I recently finished reading A Study in Charlotte by Brittany Cavallaro. It is the first in the Charlotte Holmes Mysteries, and is a combination of a retelling and an alternate universe contemporary/mystery for young adults.

The story takes place at Sherringford Hall, a boarding school in Connecticut, and stars James “Jamie” Watson and Charlotte Holmes, descendents of the original Dr. John Watson and Sherlock Holmes. Charlotte belongs to the illustrious Holmes family, who has been training their children in the arts of deduction since the time of their infamous forebear. Jamie is the product of a broken home, attends Sherringford on a rugby scholarship, and hasn’t seen his father in several years — until a bully, Lee Dobson, who lives in the same dorm as him is killed shortly after an altercation between the two boys over Charlotte.

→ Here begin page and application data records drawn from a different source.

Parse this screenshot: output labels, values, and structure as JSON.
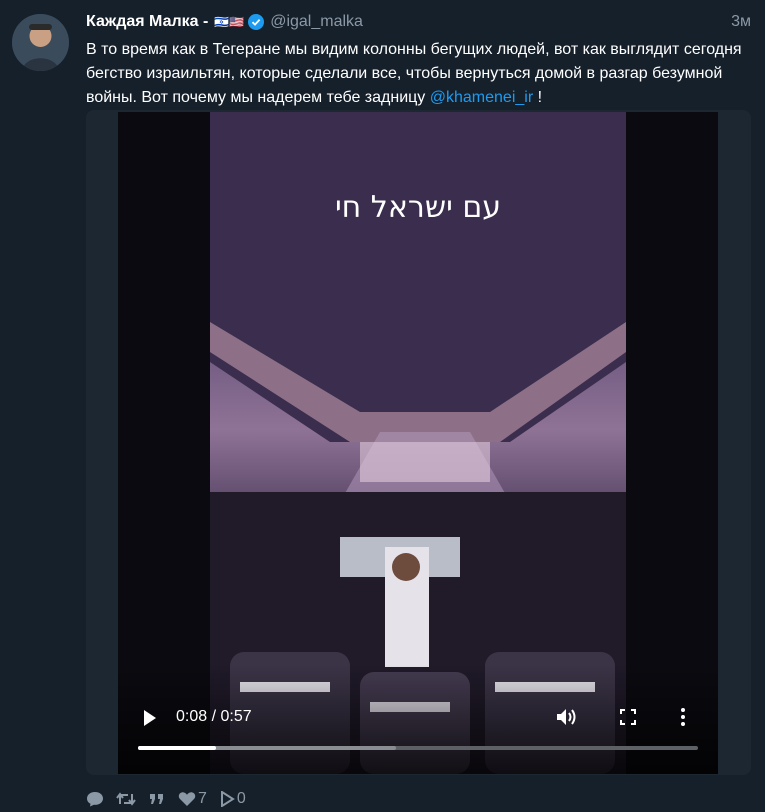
{
  "tweet": {
    "author_name": "Каждая Малка -",
    "author_flags": "🇮🇱🇺🇸",
    "handle": "@igal_malka",
    "time": "3м",
    "text_main": "В то время как в Тегеране мы видим колонны бегущих людей, вот как выглядит сегодня бегство израильтян, которые сделали все, чтобы вернуться домой в разгар безумной войны. Вот почему мы надерем тебе задницу ",
    "mention": "@khamenei_ir",
    "text_end": " !"
  },
  "video": {
    "overlay_text": "עם ישראל חי",
    "timecode": "0:08 / 0:57",
    "progress_fraction": 0.14
  },
  "actions": {
    "likes": "7",
    "views": "0"
  },
  "icons": {
    "play": "play-icon",
    "volume": "volume-icon",
    "fullscreen": "fullscreen-icon",
    "more": "more-vertical-icon",
    "reply": "reply-icon",
    "retweet": "retweet-icon",
    "quote": "quote-icon",
    "like": "heart-icon",
    "view": "views-icon"
  },
  "colors": {
    "background": "#15202b",
    "accent": "#1d9bf0",
    "muted": "#8b98a5"
  }
}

Of course, Charlotte and Jamie are implicated in the murder, and spend the remainder of the novel solving the case to clear their names.

Things get more complicated when it is discovered that the murderer is emulating the old Sherlock Holmes mysteries (written by Jamie’s great-great-great-grandfather, the original Dr. Watson), and it all gets worse when more violent crimes in the style of Sherlock Holmes stories crop up around campus. Everyone is a suspect and the only people Jamie and Charlotte can trust are each other. (Seriously, they go from Charlotte hating Jamie to them describing one another as ‘best friends’ in record time.)

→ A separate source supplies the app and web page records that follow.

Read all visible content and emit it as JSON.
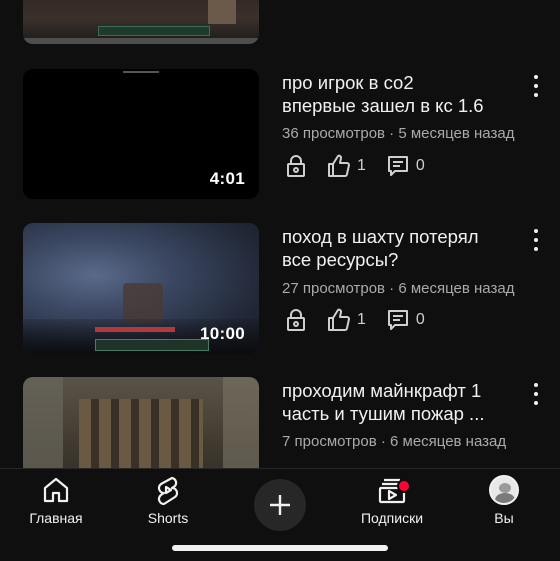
{
  "videos": [
    {
      "title_lines": [
        "про игрок в со2",
        "впервые зашел в кс 1.6"
      ],
      "meta": "36 просмотров · 5 месяцев назад",
      "duration": "4:01",
      "likes": "1",
      "comments": "0"
    },
    {
      "title_lines": [
        "поход в шахту потерял",
        "все ресурсы?"
      ],
      "meta": "27 просмотров · 6 месяцев назад",
      "duration": "10:00",
      "likes": "1",
      "comments": "0"
    },
    {
      "title_lines": [
        "проходим майнкрафт 1",
        "часть и тушим пожар ..."
      ],
      "meta": "7 просмотров · 6 месяцев назад"
    }
  ],
  "nav": {
    "home": "Главная",
    "shorts": "Shorts",
    "subscriptions": "Подписки",
    "you": "Вы"
  },
  "icons": {
    "home": "home-icon",
    "shorts": "shorts-icon",
    "create": "plus-icon",
    "subscriptions": "subscriptions-icon",
    "avatar": "avatar",
    "visibility": "lock-icon",
    "likes": "thumb-up-icon",
    "comments": "comment-icon",
    "more": "more-vert-icon"
  },
  "colors": {
    "background": "#0f0f0f",
    "text": "#f1f1f1",
    "secondary_text": "#aaaaaa",
    "notification_dot": "#ff0033"
  }
}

The characters were a little bit two-dimensional, in that Jamie is very singularly focused on Charlotte, and Charlotte herself was viewed through Jamie’s rose coloured glasses and therefore exceptionally Mary-Sue-ish. I don’t really buy the concept of Charlotte consuming all of Jamie’s thoughts so thoroughly within such a short period of time that he doesn’t even think of his own interests — rugby, for instance, is barely mentioned, despite being the thing Jamie allegedly has a scholarship for. In addition to these writing flaws, Cavallaro doesn’t write Jamie like a teenage boy. Even for a Brit, he’s too prim and proper (in my opinion).

Personally, I found the novel fun, but super cheesy. There was an unnecessary romance that built between Jamie and Charlotte for no real reason other than they’re a male and a female with heteronormative sexual preferences, and all of the secondary characters may as well have not been there for all that they were interacted with past the first fifty pages.

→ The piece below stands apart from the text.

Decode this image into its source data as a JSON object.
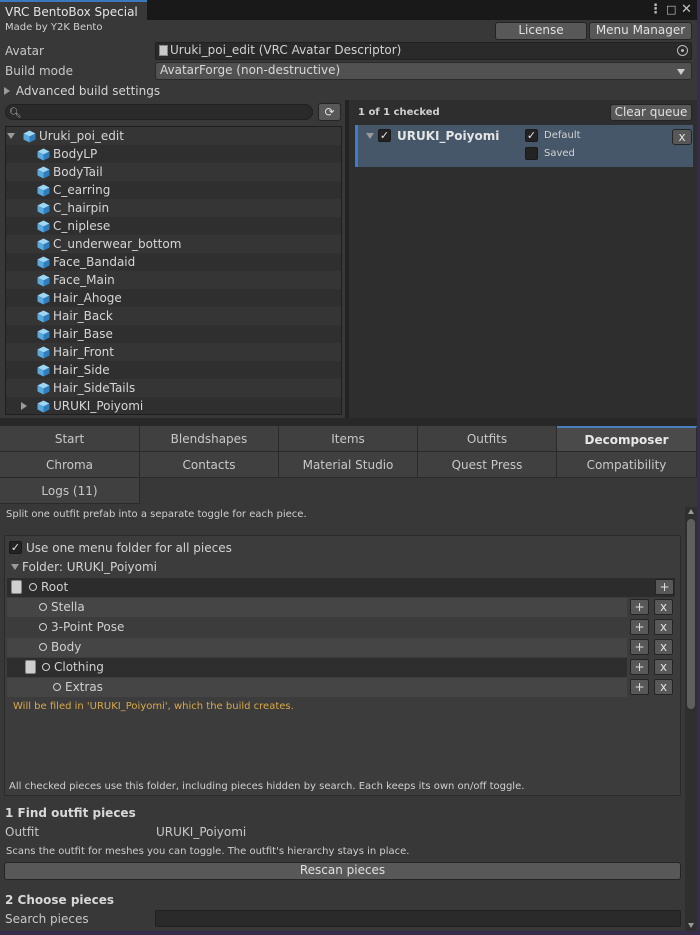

There was a really weird plot twist that didn’t have much to do with anything near the end, which I won’t give away in case there are any other fans of YA soft lit out there.

Cavallaro has written two more Charlotte Holmes Mysteries, The Last of August and A Case for Jamie, the last of which was released just last week. I personally rated A Study in Charlotte a 3.5 out of 5 stars on GoodReads, and I do plan on picking up the other two books at some point in the near future.